“Yeah, so?” he sneered at me.
“That puppy, he’s going to drown,” I turned and pointed at the dog. “See? The water is already up to his neck. And it’s really cold.”
“That water ain’t agoin’ a hurt it,” the man snarled at me, slamming the door in my face. I looked at Dan. Now what? The dog was tied to a leash only maybe three feet long. There was no way he could survive if the water rose even a couple of more inches.
Without even discussing it, Dan and I ran and untied the dogs. We could not see taking them into our house. The apartment was so small and the dogs so filthy and wet, they would probably have ruined the carpet, and we could not afford to be evicted. Instead we took them up the hill to a small shed that was built on stilts about three feet above the ground. We tied them to one of the stilts under the building.
I stayed with the dogs while Dan ran back to the house to get them some food. The puppy was shivering so hard, I was afraid he was going to have some kind of an attack or something.
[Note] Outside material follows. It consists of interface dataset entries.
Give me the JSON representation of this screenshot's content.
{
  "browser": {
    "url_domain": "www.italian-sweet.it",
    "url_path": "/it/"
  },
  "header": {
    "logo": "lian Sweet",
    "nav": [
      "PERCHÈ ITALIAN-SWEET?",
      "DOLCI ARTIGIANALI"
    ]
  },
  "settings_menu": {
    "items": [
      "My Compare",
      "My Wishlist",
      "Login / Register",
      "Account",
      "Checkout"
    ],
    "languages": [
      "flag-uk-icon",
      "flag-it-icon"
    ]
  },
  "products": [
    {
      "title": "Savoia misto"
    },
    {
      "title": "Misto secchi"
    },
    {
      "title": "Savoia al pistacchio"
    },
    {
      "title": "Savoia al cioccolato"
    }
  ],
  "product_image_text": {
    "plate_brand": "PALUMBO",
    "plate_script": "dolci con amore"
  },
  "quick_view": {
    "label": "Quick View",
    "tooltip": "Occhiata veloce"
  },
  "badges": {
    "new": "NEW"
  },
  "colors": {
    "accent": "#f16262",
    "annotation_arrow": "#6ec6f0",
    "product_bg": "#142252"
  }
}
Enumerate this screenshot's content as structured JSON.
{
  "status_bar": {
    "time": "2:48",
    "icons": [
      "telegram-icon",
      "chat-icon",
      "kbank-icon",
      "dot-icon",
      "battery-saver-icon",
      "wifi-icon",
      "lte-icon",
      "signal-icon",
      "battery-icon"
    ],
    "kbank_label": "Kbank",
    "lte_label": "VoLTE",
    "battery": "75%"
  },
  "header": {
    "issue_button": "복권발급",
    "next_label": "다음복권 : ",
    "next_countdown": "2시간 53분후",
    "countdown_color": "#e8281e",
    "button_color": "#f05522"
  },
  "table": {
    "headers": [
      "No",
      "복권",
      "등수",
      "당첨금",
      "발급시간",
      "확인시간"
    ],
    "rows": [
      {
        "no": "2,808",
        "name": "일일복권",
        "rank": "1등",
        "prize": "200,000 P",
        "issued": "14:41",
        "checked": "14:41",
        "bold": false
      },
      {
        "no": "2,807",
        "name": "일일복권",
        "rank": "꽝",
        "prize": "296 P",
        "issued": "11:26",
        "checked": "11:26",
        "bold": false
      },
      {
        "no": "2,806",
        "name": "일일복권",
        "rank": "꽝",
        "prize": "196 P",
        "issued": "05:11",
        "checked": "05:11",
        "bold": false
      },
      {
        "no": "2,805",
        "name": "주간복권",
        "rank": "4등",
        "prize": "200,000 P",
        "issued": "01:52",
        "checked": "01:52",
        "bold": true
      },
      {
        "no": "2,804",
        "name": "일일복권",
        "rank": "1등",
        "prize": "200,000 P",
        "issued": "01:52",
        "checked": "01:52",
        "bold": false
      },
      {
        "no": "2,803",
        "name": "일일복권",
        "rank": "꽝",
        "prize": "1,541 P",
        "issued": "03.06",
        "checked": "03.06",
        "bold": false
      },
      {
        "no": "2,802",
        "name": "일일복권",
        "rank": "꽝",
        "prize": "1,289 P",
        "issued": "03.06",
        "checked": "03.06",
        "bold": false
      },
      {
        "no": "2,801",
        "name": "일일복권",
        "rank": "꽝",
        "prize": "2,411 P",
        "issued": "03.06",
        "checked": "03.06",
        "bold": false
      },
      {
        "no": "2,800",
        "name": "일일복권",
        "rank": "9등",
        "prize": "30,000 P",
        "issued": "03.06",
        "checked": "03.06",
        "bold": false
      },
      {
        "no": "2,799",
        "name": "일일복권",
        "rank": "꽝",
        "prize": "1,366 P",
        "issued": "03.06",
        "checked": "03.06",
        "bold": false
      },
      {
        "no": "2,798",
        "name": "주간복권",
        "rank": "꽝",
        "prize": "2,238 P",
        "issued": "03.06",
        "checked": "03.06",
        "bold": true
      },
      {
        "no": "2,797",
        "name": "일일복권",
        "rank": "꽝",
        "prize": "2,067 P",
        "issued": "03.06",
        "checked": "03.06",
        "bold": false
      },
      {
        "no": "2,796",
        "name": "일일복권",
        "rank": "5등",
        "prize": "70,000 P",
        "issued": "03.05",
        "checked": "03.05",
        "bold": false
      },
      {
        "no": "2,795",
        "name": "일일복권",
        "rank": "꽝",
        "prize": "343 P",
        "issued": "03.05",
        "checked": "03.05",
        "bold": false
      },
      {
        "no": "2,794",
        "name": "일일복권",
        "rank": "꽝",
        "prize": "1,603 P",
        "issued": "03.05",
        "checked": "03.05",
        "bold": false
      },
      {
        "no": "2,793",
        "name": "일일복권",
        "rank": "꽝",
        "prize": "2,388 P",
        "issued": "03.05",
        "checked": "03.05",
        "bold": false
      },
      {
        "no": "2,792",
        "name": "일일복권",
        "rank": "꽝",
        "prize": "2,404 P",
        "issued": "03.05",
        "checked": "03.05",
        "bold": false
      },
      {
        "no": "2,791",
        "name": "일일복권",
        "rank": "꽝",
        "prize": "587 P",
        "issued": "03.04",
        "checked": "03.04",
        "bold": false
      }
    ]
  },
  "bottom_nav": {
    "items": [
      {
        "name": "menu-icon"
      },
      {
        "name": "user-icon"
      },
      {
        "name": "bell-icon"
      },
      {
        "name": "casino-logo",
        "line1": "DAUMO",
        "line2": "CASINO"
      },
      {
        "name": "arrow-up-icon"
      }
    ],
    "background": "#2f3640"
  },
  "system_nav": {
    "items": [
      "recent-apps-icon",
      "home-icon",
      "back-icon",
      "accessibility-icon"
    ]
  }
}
He was pure black, bone skinny and his fur covered in mud, but he had kind, brown eyes and looked up at me as if to thank me for getting him out of the mass of running water.
Dan returned with two heaping bowls of food. The dogs gulped the food down so fast, we were worried it would make them sick, but after the bowls were empty, they just wagged their tails and came towards us, cowering and wriggling, rolling over to show their bellies. We pet them and rubbed their ears, pleased the dogs were okay.
When we got back into the house, we called Jeannie and told her about the dogs. She lived with three other women, all of them dog lovers.
“We are going to come and get them,” she told us. “I don’t care if they arrest us. That man should be shot for animal abuse.”
“He probably won’t even notice they are gone,” I told her. “We never see him have anything to do with them. And the mom dog is so thin, you could put your fingers between her ribs.”
The next morning, the dogs were not there. Jeannie told me that she and her roommates had come and taken them both away. Sadly, the puppy later died. He had a case of canine leukemia and was too far gone to save. The mom dog, though, grew to be fat and happy. The girls had her spayed and found her a new home.
The man in the trailer never said a word to us. He did not ask if we knew what happened to the dogs, and didn’t get any other dogs while were living there.
Read Autumn — Chapter 3